■ **What the exercise asks**
Every line below that contains the word "more" must be copied.

■ **Data**

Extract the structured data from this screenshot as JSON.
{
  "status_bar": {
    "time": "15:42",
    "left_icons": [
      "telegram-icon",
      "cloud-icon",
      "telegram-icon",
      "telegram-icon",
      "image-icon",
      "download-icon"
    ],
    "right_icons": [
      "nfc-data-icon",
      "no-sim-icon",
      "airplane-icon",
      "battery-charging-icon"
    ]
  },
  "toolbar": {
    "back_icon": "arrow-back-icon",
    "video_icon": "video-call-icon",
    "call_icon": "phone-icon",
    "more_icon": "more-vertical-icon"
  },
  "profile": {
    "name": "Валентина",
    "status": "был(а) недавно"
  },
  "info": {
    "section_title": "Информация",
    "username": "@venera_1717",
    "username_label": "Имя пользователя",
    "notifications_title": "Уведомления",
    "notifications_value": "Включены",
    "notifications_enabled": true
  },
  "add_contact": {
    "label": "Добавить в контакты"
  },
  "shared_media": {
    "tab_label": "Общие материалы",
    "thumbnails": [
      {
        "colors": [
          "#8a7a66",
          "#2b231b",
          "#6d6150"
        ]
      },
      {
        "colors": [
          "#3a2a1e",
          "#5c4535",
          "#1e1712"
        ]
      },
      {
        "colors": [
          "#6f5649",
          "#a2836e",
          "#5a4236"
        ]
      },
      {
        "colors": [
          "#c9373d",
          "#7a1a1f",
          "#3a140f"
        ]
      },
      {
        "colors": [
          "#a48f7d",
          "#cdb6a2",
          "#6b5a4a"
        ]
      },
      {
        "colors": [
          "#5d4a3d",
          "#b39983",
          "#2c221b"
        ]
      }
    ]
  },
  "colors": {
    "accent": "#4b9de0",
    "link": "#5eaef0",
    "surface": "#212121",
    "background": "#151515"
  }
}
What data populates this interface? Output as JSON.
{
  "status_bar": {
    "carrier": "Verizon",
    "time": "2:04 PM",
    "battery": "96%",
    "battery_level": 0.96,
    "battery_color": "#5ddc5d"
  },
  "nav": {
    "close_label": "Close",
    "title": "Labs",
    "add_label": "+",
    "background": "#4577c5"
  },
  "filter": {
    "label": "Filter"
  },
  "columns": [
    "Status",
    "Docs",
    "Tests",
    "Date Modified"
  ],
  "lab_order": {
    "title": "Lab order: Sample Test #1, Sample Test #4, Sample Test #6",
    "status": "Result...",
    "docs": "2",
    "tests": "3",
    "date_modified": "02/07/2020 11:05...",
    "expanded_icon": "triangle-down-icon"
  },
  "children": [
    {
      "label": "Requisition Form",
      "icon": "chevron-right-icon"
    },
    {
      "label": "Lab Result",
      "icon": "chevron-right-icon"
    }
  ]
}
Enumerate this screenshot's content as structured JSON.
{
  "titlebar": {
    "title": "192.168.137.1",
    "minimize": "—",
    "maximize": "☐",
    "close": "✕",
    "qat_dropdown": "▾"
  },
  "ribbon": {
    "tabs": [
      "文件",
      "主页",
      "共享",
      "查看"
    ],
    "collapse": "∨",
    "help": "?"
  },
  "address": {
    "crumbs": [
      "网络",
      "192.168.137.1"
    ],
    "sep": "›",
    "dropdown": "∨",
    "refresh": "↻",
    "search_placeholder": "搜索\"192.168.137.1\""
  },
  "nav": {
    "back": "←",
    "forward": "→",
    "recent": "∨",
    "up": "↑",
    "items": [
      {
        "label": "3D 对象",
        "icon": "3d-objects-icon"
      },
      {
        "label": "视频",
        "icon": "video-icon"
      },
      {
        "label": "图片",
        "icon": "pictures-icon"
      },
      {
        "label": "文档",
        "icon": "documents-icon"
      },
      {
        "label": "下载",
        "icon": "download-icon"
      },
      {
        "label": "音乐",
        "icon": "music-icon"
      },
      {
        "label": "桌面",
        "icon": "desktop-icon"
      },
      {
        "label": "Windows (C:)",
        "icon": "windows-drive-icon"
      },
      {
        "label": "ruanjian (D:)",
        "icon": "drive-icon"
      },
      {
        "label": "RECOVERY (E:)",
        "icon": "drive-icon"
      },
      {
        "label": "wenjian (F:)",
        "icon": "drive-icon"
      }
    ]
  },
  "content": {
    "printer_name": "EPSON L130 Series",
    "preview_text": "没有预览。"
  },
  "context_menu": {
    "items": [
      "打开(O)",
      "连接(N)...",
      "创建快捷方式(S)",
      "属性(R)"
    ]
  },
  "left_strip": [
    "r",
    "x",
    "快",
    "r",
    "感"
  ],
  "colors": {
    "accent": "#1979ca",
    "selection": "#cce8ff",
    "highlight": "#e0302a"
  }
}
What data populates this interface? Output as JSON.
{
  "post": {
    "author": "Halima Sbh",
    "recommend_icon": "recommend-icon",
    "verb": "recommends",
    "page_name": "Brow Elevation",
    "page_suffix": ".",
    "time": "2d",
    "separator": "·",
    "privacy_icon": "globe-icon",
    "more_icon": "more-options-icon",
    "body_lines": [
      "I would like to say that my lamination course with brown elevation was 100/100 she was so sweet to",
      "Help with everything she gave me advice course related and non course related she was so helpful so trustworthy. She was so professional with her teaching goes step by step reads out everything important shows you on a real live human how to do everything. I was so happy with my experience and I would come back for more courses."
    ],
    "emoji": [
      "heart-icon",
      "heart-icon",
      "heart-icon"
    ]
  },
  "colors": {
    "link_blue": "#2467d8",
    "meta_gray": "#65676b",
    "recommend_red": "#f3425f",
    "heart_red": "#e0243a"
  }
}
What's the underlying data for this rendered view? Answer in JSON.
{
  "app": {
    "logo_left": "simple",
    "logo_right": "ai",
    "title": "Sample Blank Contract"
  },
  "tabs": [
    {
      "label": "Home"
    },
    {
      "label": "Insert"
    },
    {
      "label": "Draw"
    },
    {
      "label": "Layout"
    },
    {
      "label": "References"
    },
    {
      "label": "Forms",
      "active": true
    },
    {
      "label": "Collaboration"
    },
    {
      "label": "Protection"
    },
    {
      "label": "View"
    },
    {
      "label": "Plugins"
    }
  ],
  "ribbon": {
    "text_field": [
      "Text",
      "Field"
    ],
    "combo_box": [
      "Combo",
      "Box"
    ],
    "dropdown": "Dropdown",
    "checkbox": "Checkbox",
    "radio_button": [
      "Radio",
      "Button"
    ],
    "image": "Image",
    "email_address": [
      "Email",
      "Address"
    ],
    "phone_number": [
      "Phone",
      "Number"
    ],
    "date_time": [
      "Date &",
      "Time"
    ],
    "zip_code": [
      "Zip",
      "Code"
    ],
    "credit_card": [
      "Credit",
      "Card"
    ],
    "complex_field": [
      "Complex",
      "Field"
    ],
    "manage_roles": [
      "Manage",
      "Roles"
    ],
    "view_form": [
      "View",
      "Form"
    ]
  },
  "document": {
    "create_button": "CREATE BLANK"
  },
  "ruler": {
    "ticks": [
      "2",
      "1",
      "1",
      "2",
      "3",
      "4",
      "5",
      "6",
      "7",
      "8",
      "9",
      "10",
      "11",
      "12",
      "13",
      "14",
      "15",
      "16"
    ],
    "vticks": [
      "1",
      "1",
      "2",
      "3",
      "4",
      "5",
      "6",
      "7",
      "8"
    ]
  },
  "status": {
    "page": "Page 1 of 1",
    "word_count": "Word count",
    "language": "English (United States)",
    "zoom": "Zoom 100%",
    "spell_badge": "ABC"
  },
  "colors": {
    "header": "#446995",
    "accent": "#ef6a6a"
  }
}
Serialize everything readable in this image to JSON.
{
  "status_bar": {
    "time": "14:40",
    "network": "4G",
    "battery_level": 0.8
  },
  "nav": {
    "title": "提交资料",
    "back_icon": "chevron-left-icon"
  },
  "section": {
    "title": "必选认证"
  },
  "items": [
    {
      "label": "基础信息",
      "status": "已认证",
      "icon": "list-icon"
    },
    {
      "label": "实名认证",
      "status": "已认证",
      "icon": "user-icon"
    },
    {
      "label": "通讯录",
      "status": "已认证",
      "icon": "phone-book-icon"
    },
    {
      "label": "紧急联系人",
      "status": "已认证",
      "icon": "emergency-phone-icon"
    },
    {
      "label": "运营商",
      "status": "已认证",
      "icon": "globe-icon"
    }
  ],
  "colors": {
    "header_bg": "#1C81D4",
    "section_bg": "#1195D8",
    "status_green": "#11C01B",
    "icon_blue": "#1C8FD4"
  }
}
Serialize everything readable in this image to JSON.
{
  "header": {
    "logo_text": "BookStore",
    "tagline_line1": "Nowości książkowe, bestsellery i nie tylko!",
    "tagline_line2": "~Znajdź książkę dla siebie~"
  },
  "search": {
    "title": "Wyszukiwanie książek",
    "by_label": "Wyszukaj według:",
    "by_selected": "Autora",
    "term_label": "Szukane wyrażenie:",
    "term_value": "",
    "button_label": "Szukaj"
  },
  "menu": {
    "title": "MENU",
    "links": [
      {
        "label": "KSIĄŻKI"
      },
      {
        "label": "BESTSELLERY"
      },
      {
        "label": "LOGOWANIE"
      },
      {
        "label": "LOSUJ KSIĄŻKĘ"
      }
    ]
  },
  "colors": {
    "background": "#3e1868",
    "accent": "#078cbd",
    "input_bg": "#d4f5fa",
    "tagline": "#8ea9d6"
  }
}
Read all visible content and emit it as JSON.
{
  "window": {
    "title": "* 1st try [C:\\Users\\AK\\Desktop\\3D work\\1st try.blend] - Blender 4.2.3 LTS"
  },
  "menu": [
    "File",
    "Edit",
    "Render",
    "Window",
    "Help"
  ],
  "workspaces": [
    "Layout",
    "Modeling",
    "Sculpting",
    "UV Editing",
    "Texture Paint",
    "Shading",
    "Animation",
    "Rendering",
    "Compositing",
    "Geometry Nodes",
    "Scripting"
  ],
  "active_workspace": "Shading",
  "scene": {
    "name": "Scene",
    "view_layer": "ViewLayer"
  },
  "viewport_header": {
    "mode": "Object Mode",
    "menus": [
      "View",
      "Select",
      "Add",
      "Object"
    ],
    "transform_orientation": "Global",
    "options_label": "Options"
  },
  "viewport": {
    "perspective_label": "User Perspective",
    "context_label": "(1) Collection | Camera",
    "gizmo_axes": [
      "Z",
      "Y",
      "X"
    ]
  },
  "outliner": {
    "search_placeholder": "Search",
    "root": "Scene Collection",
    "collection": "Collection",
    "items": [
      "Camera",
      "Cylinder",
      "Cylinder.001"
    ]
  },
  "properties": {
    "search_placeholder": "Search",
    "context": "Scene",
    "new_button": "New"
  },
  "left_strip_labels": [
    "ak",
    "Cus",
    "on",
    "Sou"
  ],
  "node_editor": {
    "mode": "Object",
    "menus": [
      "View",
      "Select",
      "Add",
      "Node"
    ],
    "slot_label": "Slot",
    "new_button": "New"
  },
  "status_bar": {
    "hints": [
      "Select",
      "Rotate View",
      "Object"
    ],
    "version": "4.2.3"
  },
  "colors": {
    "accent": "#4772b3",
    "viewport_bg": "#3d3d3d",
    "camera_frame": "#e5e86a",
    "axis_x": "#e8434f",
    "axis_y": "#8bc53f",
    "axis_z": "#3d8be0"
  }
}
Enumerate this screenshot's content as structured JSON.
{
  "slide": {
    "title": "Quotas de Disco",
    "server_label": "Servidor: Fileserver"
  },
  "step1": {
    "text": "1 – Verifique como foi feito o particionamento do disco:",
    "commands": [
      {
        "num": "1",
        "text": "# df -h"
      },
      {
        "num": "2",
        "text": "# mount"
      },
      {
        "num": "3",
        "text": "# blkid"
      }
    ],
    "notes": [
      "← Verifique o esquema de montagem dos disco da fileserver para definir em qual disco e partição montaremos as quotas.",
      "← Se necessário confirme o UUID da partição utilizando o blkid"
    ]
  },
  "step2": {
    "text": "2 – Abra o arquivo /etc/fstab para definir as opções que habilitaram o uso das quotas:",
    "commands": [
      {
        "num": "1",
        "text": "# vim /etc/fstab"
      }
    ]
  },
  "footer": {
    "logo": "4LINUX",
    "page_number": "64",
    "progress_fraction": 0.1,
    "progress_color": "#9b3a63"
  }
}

■ **Written solution**
    "more_icon": "more-vertical-icon"
    "more_icon": "more-options-icon",
      "Help with everything she gave me advice course related and non course related she was so helpful so trustworthy. She was so professional with her teaching goes step by step reads out everything important shows you on a real live human how to do everything. I was so happy with my experience and I would come back for more courses."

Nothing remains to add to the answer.